There is, of course, a compelling reason why provincial governments have pushed their local medical schools into the educational equivalent of “Buy American.” There always is. It’s called money. Doctors cost a lot of money to educate, and medical students from province X are more likely to stay and practice medicine in province X. Then again, there are even more compelling reasons to not go down this road. Follow the logic of locals-only and we end up building educational walls around each province. It’s expensive to educate every university student, not just medical students. The bulk of the cost of educating undergraduate students is borne by the provincial governments.

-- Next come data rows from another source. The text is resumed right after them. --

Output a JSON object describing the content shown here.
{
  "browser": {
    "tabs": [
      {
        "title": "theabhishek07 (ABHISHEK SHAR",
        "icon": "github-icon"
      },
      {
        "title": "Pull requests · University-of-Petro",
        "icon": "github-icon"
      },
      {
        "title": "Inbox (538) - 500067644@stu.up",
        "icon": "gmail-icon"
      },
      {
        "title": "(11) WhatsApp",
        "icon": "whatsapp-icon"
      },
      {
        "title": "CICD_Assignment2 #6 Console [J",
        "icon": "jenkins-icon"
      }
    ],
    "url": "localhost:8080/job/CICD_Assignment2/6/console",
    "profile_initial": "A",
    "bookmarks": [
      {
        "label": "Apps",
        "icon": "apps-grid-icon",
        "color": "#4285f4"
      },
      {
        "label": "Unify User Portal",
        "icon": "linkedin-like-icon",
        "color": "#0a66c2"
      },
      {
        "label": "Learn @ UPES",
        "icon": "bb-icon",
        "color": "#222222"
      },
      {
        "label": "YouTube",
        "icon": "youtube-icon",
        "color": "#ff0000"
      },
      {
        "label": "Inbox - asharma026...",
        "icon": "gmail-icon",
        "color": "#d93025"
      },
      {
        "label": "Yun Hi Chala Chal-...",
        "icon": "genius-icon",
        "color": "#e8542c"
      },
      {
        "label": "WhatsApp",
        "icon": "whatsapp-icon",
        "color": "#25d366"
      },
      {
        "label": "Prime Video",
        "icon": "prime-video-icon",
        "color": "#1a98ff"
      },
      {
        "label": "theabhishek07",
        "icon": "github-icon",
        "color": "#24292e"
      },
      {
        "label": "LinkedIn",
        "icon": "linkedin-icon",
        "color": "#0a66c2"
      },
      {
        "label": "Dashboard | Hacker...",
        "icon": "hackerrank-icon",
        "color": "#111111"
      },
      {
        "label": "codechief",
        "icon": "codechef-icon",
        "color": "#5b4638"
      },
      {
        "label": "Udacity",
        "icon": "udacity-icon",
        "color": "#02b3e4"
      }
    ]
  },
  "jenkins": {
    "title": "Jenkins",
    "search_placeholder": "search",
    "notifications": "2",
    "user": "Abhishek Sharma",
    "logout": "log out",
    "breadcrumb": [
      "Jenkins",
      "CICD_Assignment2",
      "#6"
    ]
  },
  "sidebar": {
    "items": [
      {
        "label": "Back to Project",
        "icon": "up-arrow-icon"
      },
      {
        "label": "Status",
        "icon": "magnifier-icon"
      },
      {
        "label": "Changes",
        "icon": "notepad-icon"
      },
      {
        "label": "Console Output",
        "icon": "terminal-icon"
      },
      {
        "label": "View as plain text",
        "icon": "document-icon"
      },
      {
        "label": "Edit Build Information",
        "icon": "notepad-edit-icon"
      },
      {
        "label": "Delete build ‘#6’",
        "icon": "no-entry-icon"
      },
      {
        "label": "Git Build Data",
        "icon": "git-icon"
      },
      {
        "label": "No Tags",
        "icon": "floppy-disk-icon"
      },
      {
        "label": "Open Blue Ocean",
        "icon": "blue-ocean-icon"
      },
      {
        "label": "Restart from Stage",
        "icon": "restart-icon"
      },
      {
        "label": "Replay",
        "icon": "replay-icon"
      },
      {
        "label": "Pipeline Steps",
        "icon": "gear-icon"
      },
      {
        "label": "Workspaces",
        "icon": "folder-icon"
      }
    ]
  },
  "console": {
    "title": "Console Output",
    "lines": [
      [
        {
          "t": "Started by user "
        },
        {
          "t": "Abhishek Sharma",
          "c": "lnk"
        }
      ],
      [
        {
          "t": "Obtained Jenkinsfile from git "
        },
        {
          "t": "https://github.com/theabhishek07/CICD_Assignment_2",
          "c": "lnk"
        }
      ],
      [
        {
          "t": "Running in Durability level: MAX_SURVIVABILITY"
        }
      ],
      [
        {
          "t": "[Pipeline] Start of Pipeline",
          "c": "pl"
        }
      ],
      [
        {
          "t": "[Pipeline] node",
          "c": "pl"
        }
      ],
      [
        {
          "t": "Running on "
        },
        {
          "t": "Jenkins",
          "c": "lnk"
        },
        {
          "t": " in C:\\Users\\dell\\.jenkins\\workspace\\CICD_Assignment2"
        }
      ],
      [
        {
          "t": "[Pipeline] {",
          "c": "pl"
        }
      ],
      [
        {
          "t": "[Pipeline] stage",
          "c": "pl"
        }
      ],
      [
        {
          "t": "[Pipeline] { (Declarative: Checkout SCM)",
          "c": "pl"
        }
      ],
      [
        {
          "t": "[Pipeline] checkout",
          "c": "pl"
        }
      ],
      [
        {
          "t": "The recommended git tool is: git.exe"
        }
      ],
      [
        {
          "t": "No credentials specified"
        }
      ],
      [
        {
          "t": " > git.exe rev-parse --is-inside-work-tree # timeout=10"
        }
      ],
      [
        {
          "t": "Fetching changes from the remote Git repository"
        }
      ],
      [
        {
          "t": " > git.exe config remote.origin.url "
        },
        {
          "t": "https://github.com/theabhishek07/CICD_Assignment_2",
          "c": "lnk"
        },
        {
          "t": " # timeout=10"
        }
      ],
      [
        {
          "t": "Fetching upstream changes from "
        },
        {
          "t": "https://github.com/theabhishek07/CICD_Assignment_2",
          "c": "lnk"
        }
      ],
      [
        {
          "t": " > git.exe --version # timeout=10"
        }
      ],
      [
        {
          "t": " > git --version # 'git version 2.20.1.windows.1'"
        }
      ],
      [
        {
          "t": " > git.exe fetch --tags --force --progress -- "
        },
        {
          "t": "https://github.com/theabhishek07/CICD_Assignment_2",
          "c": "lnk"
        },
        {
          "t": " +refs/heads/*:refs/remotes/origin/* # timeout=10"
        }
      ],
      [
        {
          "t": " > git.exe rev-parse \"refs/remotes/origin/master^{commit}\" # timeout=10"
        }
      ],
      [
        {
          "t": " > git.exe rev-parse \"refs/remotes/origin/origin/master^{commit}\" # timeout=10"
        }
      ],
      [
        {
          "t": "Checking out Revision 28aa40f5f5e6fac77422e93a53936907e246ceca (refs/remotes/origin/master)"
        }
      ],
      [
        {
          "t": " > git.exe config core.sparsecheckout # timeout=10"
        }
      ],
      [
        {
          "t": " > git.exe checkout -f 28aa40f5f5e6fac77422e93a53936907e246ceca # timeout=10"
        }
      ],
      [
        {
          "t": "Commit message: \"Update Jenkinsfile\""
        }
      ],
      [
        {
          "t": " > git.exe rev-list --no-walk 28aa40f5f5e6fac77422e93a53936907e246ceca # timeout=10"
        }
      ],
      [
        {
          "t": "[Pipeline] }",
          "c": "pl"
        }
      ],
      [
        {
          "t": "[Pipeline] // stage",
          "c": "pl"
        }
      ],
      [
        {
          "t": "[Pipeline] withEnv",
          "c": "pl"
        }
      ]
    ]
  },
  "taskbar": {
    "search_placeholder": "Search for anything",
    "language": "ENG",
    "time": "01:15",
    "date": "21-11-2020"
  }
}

The restrictive admissions practices imposed on medical schools are a terrible precedent, and not a precedent we should want to see followed.
Unfortunately, that’s not how Manitoba sees it. According to the most recent issue of the University of Manitoba’s Bulletin newspaper (see page 4 of the PDF), “effective with the 2009 admissions cycles, 25 out of the 29 students in a first-year dentistry class will be from Manitoba.” Is this an initiative that the university is undertaking in response to pressure from the Manitoba government? I don’t know. All I know is that, like bad legal precedents, bad policy precedents have a habit of giving birth to many children.
Does anyone have other examples of restrictive enrolment practices? Some provinces charge differential fees to out-of-province and foreign students, but I’m talking about hard quotas on the number of students who aren’t locals. Let us know.